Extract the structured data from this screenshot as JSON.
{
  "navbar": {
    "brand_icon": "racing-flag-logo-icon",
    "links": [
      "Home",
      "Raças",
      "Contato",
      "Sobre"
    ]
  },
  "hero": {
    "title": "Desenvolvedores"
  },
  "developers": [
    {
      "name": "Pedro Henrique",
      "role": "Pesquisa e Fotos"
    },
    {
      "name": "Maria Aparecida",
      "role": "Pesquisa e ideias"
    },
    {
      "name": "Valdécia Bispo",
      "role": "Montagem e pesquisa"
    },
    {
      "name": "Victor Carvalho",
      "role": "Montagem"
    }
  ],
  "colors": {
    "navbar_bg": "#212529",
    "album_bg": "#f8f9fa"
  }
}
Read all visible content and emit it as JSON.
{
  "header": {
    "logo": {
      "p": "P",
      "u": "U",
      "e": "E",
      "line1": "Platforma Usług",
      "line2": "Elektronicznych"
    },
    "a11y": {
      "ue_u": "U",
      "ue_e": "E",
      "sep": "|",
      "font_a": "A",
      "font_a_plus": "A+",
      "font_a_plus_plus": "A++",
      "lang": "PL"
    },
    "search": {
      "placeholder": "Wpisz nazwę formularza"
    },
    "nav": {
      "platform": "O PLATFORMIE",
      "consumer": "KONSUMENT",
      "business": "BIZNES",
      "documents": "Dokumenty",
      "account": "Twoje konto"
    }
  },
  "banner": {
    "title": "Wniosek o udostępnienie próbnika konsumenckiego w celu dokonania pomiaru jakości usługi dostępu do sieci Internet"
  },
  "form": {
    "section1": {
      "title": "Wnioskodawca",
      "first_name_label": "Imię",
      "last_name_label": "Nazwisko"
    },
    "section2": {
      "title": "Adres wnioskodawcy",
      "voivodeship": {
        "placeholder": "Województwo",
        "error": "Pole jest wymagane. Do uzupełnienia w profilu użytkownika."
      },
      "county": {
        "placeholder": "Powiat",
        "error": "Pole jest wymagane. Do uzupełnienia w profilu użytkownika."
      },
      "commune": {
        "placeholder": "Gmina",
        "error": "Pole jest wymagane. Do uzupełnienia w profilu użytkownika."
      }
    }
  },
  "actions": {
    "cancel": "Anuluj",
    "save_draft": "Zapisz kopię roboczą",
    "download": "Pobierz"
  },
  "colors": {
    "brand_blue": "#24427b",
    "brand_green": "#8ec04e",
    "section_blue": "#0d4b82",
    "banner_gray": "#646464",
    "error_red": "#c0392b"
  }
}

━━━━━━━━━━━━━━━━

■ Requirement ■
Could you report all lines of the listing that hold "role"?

■ Solution to this task ■
      "role": "Pesquisa e Fotos"
      "role": "Pesquisa e ideias"
      "role": "Montagem e pesquisa"
      "role": "Montagem"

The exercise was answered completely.